- Sky Dive
- Turn the pool at work purple
For the past four years, I have doubted my passion. I have had a teacher who, instead of leading me on the journey to self-discovery and growth, has done nothing but tear me to pieces and create a great deal of self-resentment and doubt for my craft. When I step on stage, it is magic. I thrive under those lights. I want nothing more than to be in the place where I can continue this craft for the rest of my life. I do not want her to take the magic from me. When I think of life without theatre, I cannot breathe. Taking this part of me away is like taking a pound of flesh. My dreams have brought me to this point where I know exactly what I want to do with my life. I want the stage and film to be my life, even if I never make money, because for me, this is not for the fame or the fortune, but for the love of art. I crave with all my being to find a place to explore in a community the meaning of theatre. I know that college can bring me to another level, and will offer teachers that are just as passionate about my growth as I am. I know that college will be a place I can consider home for my dreams to blossom. Last year, I met a group of people with exactly the same outlook. This group was Tim Robbin’s Actors Gang, based in L.A., and after a meaningful workshop, I approached one of them and asked if they had doubted their passion at any point. One answered me by saying that although you can try to move on, your love of the stage will always be inside you, and you can’t escape what you really love.
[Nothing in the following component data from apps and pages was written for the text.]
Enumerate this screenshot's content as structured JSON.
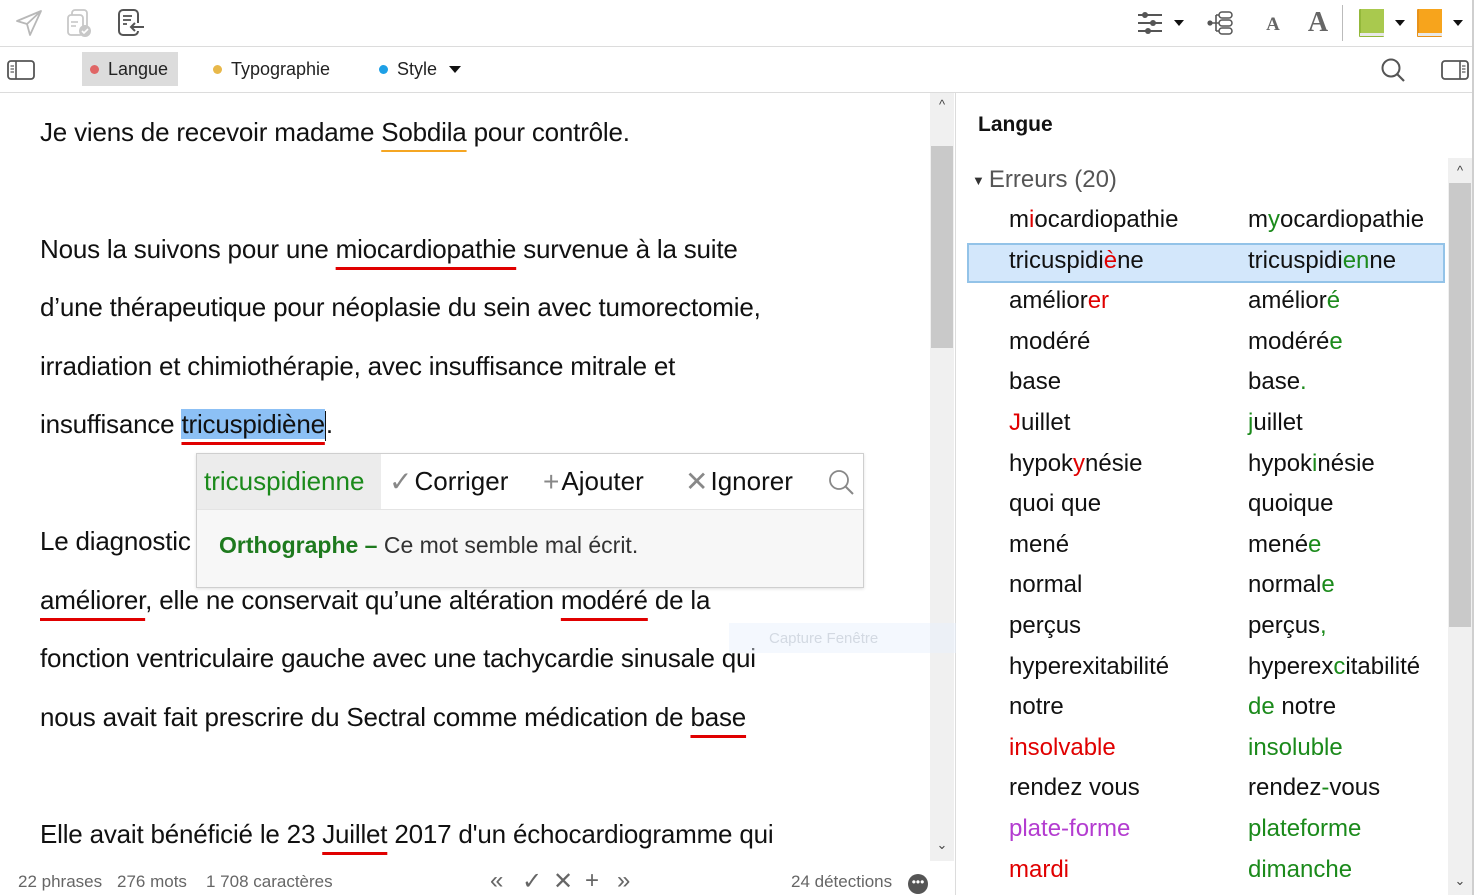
{
  "toolbar": {
    "left_icons": [
      "send-icon",
      "copy-check-icon",
      "import-document-icon"
    ],
    "right_icons": [
      "settings-sliders-icon",
      "tree-structure-icon",
      "font-decrease-icon",
      "font-increase-icon",
      "green-book-icon",
      "orange-book-icon"
    ],
    "font_small_label": "A",
    "font_large_label": "A"
  },
  "filters": {
    "tabs": [
      {
        "label": "Langue",
        "dot_color": "#e06666",
        "active": true
      },
      {
        "label": "Typographie",
        "dot_color": "#e8b84a",
        "active": false
      },
      {
        "label": "Style",
        "dot_color": "#1ea0e6",
        "active": false
      }
    ]
  },
  "editor": {
    "lines": [
      {
        "before": "Je viens de recevoir madame ",
        "flag": "Sobdila",
        "after": " pour contrôle."
      },
      {
        "before": "Nous la suivons pour une ",
        "flag": "miocardiopathie",
        "after": " survenue à la suite"
      },
      {
        "text": "d’une thérapeutique pour néoplasie du sein avec tumorectomie,"
      },
      {
        "text": "irradiation et chimiothérapie, avec insuffisance mitrale et"
      },
      {
        "before": "insuffisance ",
        "flag": "tricuspidiène",
        "after": "."
      },
      {
        "text": "Le diagnostic"
      },
      {
        "flag": "améliorer",
        "mid": ", elle ne conservait qu’une altération ",
        "flag2": "modéré",
        "after": " de la"
      },
      {
        "text": "fonction ventriculaire gauche avec une tachycardie sinusale qui"
      },
      {
        "before": "nous avait fait prescrire du Sectral comme médication de ",
        "flag": "base"
      },
      {
        "before": "Elle avait bénéficié le 23 ",
        "flag": "Juillet",
        "after": " 2017 d'un échocardiogramme qui"
      }
    ]
  },
  "popup": {
    "suggestion": "tricuspidienne",
    "correct_label": "Corriger",
    "add_label": "Ajouter",
    "ignore_label": "Ignorer",
    "category": "Orthographe –",
    "message": "Ce mot semble mal écrit."
  },
  "ghost_label": "Capture Fenêtre",
  "status": {
    "phrases": "22 phrases",
    "mots": "276 mots",
    "caracteres": "1 708 caractères",
    "detections": "24 détections",
    "nav": {
      "prev": "«",
      "accept": "✓",
      "reject": "✕",
      "add": "+",
      "next": "»"
    }
  },
  "panel": {
    "title": "Langue",
    "group_label": "Erreurs (20)",
    "colors": {
      "error": "#e00000",
      "fix": "#1b8a1b",
      "style": "#b33cd0"
    },
    "rows": [
      {
        "orig": [
          [
            "m",
            ""
          ],
          [
            "i",
            "r"
          ],
          [
            "ocardiopathie",
            ""
          ]
        ],
        "fix": [
          [
            "m",
            ""
          ],
          [
            "y",
            "g"
          ],
          [
            "ocardiopathie",
            ""
          ]
        ]
      },
      {
        "orig": [
          [
            "tricuspidi",
            ""
          ],
          [
            "è",
            "r"
          ],
          [
            "ne",
            ""
          ]
        ],
        "fix": [
          [
            "tricuspidi",
            ""
          ],
          [
            "en",
            "g"
          ],
          [
            "ne",
            ""
          ]
        ],
        "selected": true
      },
      {
        "orig": [
          [
            "amélior",
            ""
          ],
          [
            "er",
            "r"
          ]
        ],
        "fix": [
          [
            "amélior",
            ""
          ],
          [
            "é",
            "g"
          ]
        ]
      },
      {
        "orig": [
          [
            "modéré",
            ""
          ]
        ],
        "fix": [
          [
            "modéré",
            ""
          ],
          [
            "e",
            "g"
          ]
        ]
      },
      {
        "orig": [
          [
            "base",
            ""
          ]
        ],
        "fix": [
          [
            "base",
            ""
          ],
          [
            ".",
            "g"
          ]
        ]
      },
      {
        "orig": [
          [
            "J",
            "r"
          ],
          [
            "uillet",
            ""
          ]
        ],
        "fix": [
          [
            "j",
            "g"
          ],
          [
            "uillet",
            ""
          ]
        ]
      },
      {
        "orig": [
          [
            "hypok",
            ""
          ],
          [
            "y",
            "r"
          ],
          [
            "nésie",
            ""
          ]
        ],
        "fix": [
          [
            "hypok",
            ""
          ],
          [
            "i",
            "g"
          ],
          [
            "nésie",
            ""
          ]
        ]
      },
      {
        "orig": [
          [
            "quoi que",
            ""
          ]
        ],
        "fix": [
          [
            "quoique",
            ""
          ]
        ]
      },
      {
        "orig": [
          [
            "mené",
            ""
          ]
        ],
        "fix": [
          [
            "mené",
            ""
          ],
          [
            "e",
            "g"
          ]
        ]
      },
      {
        "orig": [
          [
            "normal",
            ""
          ]
        ],
        "fix": [
          [
            "normal",
            ""
          ],
          [
            "e",
            "g"
          ]
        ]
      },
      {
        "orig": [
          [
            "perçus",
            ""
          ]
        ],
        "fix": [
          [
            "perçus",
            ""
          ],
          [
            ",",
            "g"
          ]
        ]
      },
      {
        "orig": [
          [
            "hyperexitabilité",
            ""
          ]
        ],
        "fix": [
          [
            "hyperex",
            ""
          ],
          [
            "c",
            "g"
          ],
          [
            "itabilité",
            ""
          ]
        ]
      },
      {
        "orig": [
          [
            "notre",
            ""
          ]
        ],
        "fix": [
          [
            "de",
            "g"
          ],
          [
            " notre",
            ""
          ]
        ]
      },
      {
        "orig": [
          [
            "insolvable",
            "r"
          ]
        ],
        "fix": [
          [
            "insoluble",
            "g"
          ]
        ]
      },
      {
        "orig": [
          [
            "rendez vous",
            ""
          ]
        ],
        "fix": [
          [
            "rendez",
            ""
          ],
          [
            "-",
            "g"
          ],
          [
            "vous",
            ""
          ]
        ]
      },
      {
        "orig": [
          [
            "plate-forme",
            "p"
          ]
        ],
        "fix": [
          [
            "plateforme",
            "g"
          ]
        ]
      },
      {
        "orig": [
          [
            "mardi",
            "r"
          ]
        ],
        "fix": [
          [
            "dimanche",
            "g"
          ]
        ]
      }
    ]
  }
}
To be in proximity to these people who aroused my passion once more is one thing that draws me to your school, where I can prove my worth to you, and, more importantly, to myself.
Chad Keister, my Theory of Knowledge teacher, once said that when you look at a motorcycle and you see it, you do not truly see it. You cannot know it, by just seeing, or perceiving, it. You have to really look, take in the color, shape, and size, to know that it is, in fact, a motorcycle. It is that way with people too. You have to see how they react in groups and how they act all around. But no one really looks to see what people are like. Walking down the breezeway from acting class, I just could not help but think how many people have looked at me while walking past? How many of them think they know me?
It is a lonely thought. Anyways. Today was a dull day. I remember when I first learned that word… dull. I was in the 1st grade and I was reading one of the books of my personal favorite series, Encyclopedia Brown. That day I came home and told my mom that I had a very dull lunch, and both she and my dad practically fell over laughing from the pure wonder that I learned such a random word. Back on topic! The day was just kind of there. I just slid through it not really thinking.
- Who is really happy?
The people who are really happy are those who don’t take anything for granted. For example, when my family was struggling financially I don’t think we were ever happier. We had each other to love, and whenever we got something like ice cream we would all celebrate as if we were receiving a million dollars.
- What is the greatest wonder?
Babies. The way they love without cause. They have no other reason to look into your eyes with serine bliss than love. They have no ulterior motive. But they do it anyways. They know who is their family. The love they show is unconditional and that is the greatest wonder.
- What is the path?
The path is the journey to finding ourselves. It’s a path that has many roads and forks. You can’t choose to go on someone else’s path, and maps don’t really help. You have to trust in yourself, and that you are going the right way. You use the knowledge you have and wisdom you learn on the journey as your compass. And the path never ends. The end is when we die, and who is to say that the path ends there?
Every happy moment in the early years of my life links to U2. I lost my first tooth while listening to “Lemon”.
And at the end of the day when I think about why USC accepted me, I think it was just me that intrigued them. It was my writing about who I am. And that gives me some hope, because tonight I may be sweating profusely, stuttering nervously, and generally scaring the pee out of myself, but I get to talk about what I am writing, what kind of stories I like to tell, and most importantly why I’m passionate about this craft.
Time to kick some ass.